A GHANAIAN civil society group, Food Sovereignty Ghana (FSG), has moved to court in Accra seeking to have the country’s National Biosafety Committee and the agriculture ministry prevented from releasing and commercialising genetically modified cowpeas and rice.
The group in its suit at the high court argues that the authorities have not complied with the provisions of the main Biosafety Act.
Ghana is one of the few African countries that have allowed the introduction of GM foods, which are governed by the policy the FSG is questioning.
Field trials of modified rice and cowpeas in the southern Ashanti province, and of cotton in three northern provinces, are underway.
“We are not only calling for an injunction on the commercialisation of GM rice and Bt-cowpeas but on all GM crops until the National Biosafety Authority is in place,” FSG spokesperson George Tetteh Wayo said in a statement.

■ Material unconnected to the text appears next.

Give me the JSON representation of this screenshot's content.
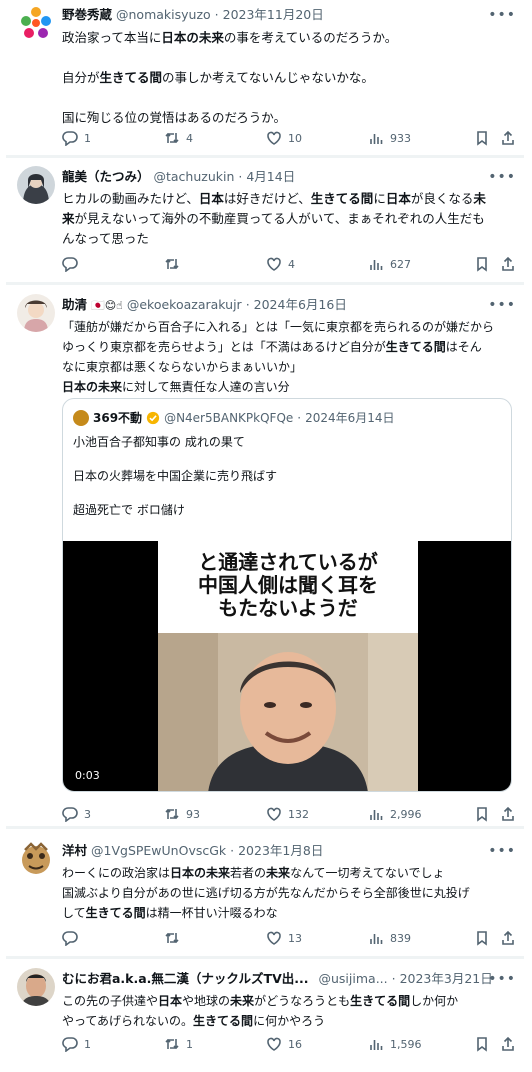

The Act in question says only such an Authority can authorise the commercial release of the genetically modified foods in Ghana.
The West African country is a signatory to the Cartagena Protocol on Biosafety which in part requires parties to promote public awareness and education regarding the safe transfer, handling and use of living modified organisms, the statement said.
The agreement also requires parties to consult the public on decisions regarding food biosafety.
“We maintain that none of these provisions are being respected and we find the situation of lawlessness surrounding the imposition of Genetically Modified Organisms on Ghanaians most alarming as biosafety is a matter of life and death,” the group said.
“The most fraudulent aspect of this is the fact that in spite of the flagrant infringement of the Biosafety Act, the scientists behind these dangerous experiments keep informing the public that everything is being done in accordance with the law,” it added.
The group is urging Ghanaians to take an interest in the matter and back it in prosecuting the case.
Genetic modification refers to techniques used to manipulate the genetic composition of an organism by adding specific useful genes.
These useful genes could make crops high-yielding, disease resistant or drought-resistant.
In 2008, Burkina Faso and Egypt joined South Africa and started growing commercial biotech crops. Today, these three nations are the only ones in commercial production.
There are less than 10 countries involved in confined field testing, including Burkina Faso, Egypt, Kenya, South Africa, Uganda, Nigeria and Malawi - while only 14 others are doing contained research.
Some activists in Ghana deem genetically manipulated foods as a health hazard and a threat to economic and food sovereignty and national security.
Questions about GM foods in Africa are ordinarily raised over the fate of the newly inserted DNA after it has been consumed by humans.